Leeches can be classified as a parasite or a symbiote as it is dependent on the blood. But a leech is much more than that if used purposefully. In this article, you will learn all about leeches including where are leeches found, and are leeches dangerous.
1. What are Leeches?
Leeches, often interpreted as vampire worms, are basically segmented predatory worms. They are closely related to earthworms in terms of soft, muscular, and segmented bodies that can grow and contract in length. But this is where the similarity between an earthworm and leeches ends. Leeches have a ring-like marking at both ends that act as an entry point for the sucking tube. (See Why Do Earthworms Come Out in the Rain?)
2. Where are Leeches found in the USA?
Leeches can be abundantly found in the USA. Moreover, the Americans have found a way to use leeches and their capabilities to make a profit out of them. There are over 79 out of 680 species found in the northern parts of the United States. Lake Champion hosts a variety of leeches, mainly in areas around the docks and sheltered bays.
3. Where are Leeches found in India?
India is more prone to leeches than the United States. They are usually inhabited in water bodies in deep dark forests. If you ask someone where do leeches come from, they’ll probably say America. However, the origin of leeches falls back to Greece and India. They are still an important part. (See How Do You Get Chiggers Out of Your Yard?)
4. How are Leeches used?
Leeches are used in medicine, not only traditional but also the mainstream practice of modern medicine. In ancient India, leeches were used in medicinal treatment, which was first adopted by the British Empire and later used by the United States. The uses and methods of applications of leeches were mentioned in the Ayurvedic texts. Moreover, they have proven to be useful in the concept of bloodletting.
- Either they are applied to the skin in order to extract some kind of poison or a foreign fluid that might have entered the body.
- Or they are also used to inject useful fluids found inside them.
5. Are Leeches dangerous?
Leeches can be very dangerous because of their predatory nature. To put it simply, leeches suck blood from animals like fish, frogs, lizards, and even humans. They do that in order to grow and reproduce. However, once they stick to your skin, it is hard to remove them as they have slimy skin which is hard to take off. It is a common scenario for an adventurer or explorer to face such a problem while expediting a forest. That’s why these people always remain as clothed as possible when walking through water bodies. For instance, famous adventurer, Bear Grylls has faced the same scenario. (See also How to Identify Bugs in My Garden)
6. What are its uses in Modern Medicine?
Leeches have a place of honor in modern medicine. Leeches secrete a substance while sucking blood which acts as an anti-coagulant.
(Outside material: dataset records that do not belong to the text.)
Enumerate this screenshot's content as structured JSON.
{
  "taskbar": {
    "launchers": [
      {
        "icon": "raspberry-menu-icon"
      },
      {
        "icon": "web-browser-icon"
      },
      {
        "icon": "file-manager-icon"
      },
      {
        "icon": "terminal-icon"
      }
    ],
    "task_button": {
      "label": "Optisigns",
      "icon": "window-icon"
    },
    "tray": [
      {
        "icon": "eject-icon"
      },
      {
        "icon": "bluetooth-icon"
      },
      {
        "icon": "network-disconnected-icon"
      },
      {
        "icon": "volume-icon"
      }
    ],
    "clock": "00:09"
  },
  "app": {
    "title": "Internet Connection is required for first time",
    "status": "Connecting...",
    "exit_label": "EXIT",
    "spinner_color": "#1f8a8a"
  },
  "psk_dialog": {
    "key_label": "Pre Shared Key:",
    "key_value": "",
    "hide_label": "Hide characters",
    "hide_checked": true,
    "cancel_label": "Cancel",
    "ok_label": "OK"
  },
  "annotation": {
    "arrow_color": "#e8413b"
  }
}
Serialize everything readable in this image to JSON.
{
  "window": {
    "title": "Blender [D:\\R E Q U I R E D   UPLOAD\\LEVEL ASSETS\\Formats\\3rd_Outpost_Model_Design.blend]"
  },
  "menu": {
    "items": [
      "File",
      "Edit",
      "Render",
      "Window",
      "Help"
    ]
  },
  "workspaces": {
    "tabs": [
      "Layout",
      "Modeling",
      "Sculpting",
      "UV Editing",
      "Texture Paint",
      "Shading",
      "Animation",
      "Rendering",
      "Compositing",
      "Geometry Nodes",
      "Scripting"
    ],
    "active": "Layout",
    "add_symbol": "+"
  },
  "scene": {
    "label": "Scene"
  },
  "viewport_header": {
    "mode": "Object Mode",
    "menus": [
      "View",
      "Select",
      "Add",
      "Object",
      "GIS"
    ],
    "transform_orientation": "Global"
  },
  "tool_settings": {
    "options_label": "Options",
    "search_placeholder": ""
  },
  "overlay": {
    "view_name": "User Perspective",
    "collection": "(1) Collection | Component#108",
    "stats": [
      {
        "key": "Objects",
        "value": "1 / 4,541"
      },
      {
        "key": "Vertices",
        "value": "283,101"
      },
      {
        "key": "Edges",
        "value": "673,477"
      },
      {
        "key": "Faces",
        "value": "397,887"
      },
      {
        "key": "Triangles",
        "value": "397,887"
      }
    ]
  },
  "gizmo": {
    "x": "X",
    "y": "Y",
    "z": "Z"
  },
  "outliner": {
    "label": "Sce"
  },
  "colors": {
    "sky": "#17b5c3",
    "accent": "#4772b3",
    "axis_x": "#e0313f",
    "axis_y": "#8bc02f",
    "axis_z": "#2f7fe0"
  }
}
Scientists have learned that this substance helps in increasing blood flow and prevents blood clotting. Many treatments like plastic surgery, reattachment of limbs, and skin grafting have been benefitted by the use of leeches to prevent blood clotting in sensitive areas. Many of the surgeries would fail due to blood clots, so leeches have helped our doctors to prevent the blood from clotting. (Also read Marijuana: 8 Reasons Why was it made illegal in the first place)
7. Why is the word Leech termed derogatory?
Leech is also used as terminology for people that are doing the same exact thing, what a leech does. No, not the medicinal treatment part but the blood-sucking segment. There are people, who leech off other people in order to survive. They are highly dependent on other people which means that they need one or more individuals to get their job done. An example of a leech would be a tenant who hasn’t paid his dues for a long period of time, even though he is capable of doing so. He chooses to take advantage of the owner intentionally.